Poetical recreations consisting of original poems, songs, odes, &c. with several new translations : in two parts
Barker, Jane.

An Invitation to my Friends at Cambridge.

IF, Friends, you would but now this place accost,
E're the young Spring that Epithet has lost,
And of my rural joy participate;
You'd learn to talk at this distracted rate.
Hail, Solitude, where Innocence do's shroud
Her unvail'd Beauties from the cens'ring Croud;
Let me but have her Company, and I
Shall never envy this Worlds Gallantry:
Page  2We'll find out such inventions to delude
And mock all those that mock our solitude,
That they for shame shall fly for their defence
To gentle Solitude and Innocence:
Then they will find how much they've been deceiv'd,
When they the flatt'ries of this World believ'd.
Though to few Objects here we are confin'd,
Yet we have full inlargement of the Mind.
From varying Modes, which do our Lives inslave,
Lo here a full Immunity we have.
For here's no pride but in the Sun's bright Beams,
Nor murmuring, but in the Crystal streams.
No avarice is here, but in the Bees,
Nor is Ambition found but in the Trees.
No Wantonness but in the frisking Lamb,
Nor Luxury but when they suck their Dams.
Nor are there here Contrivances of States,
Only the Birds contrive to please their Mates;
Each minute they alternately improve
A thousand harmless ways their artless love.
No Cruel Nymphs are here to tyrannize,
Nor faithless Youths their scorn to exercise;

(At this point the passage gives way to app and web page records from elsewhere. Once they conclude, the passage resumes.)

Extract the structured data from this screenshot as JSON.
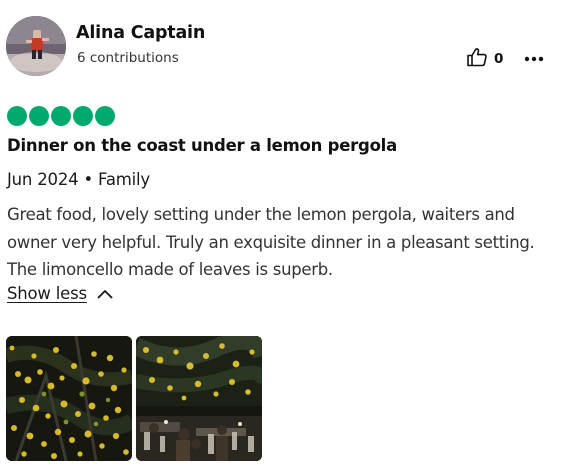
{
  "reviewer": {
    "name": "Alina Captain",
    "contributions": "6 contributions",
    "avatar_icon": "profile-photo-avatar"
  },
  "actions": {
    "helpful_icon": "thumbs-up-icon",
    "helpful_count": "0",
    "more_icon": "more-options-icon"
  },
  "rating": {
    "bubbles_filled": 5,
    "bubbles_total": 5,
    "color": "#00aa6c"
  },
  "review": {
    "title": "Dinner on the coast under a lemon pergola",
    "meta": "Jun 2024 • Family",
    "body": "Great food, lovely setting under the lemon pergola, waiters and owner very helpful. Truly an exquisite dinner in a pleasant setting. The limoncello made of leaves is superb.",
    "show_less_label": "Show less",
    "show_less_icon": "chevron-up-icon"
  },
  "photos": [
    {
      "subject": "lemon-pergola-photo"
    },
    {
      "subject": "restaurant-dining-photo"
    }
  ],
  "colors": {
    "text": "#1a1a1a",
    "accent": "#00aa6c"
  }
}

Unless Narcissus be that sullen he
That can despise his am'rous talking she.
Page  3No Emulation here do's interpose,
Unless betwixt the Tulip and the Rose;
But all things do conspire to make us bless'd,
(Yet chiefly 'tis Contentment makes the Feast)
'Tis such a pleasing solitude as yet
Romance ne're found, where happy Lovers met:
Yea such a kind of solitude it is,
Not much unlike to that of Paradise,
Where all things do their choicest good dispence,
And I too here am plac'd in innocence.
I shou'd conclude that such it really were,
But that the Tree of Knowledge won't grow here
Though in its culture I have spent some time,
Yet it disdains to grow in our cold Clime,
Where it can neither Fruit nor Leaves produce
Good for its owner, or the publick use.
How can we hope our Minds then to adorn
With any thing with which they were not born;
Since we're deny'd to make this small advance,
To know their nakedness and ignorance?
For in our Maker's Laws we've made a breach,
And gather'd all that was within our reach,
Which since we ne're could touch; Altho' our Eyes
Do serve our longing-Souls to tantalize,
Page  4Whilst kinder fate for you do's constitute
Luxurious Banquets of this dainty Fruit.
Whose Tree most fresh and flourishing do's grow,
E'er since it was transplanted amongst you;
And you in Wit grow as its branches high,
Deep as its Root too in Philosophy;
Large as its spreading Arms your Reasons grow,
Close as its Umbrage do's your Iudgments show;
Fresh as its Leaves your sprouting fancies are,
Your Vertues as its Fruits are bright and fair.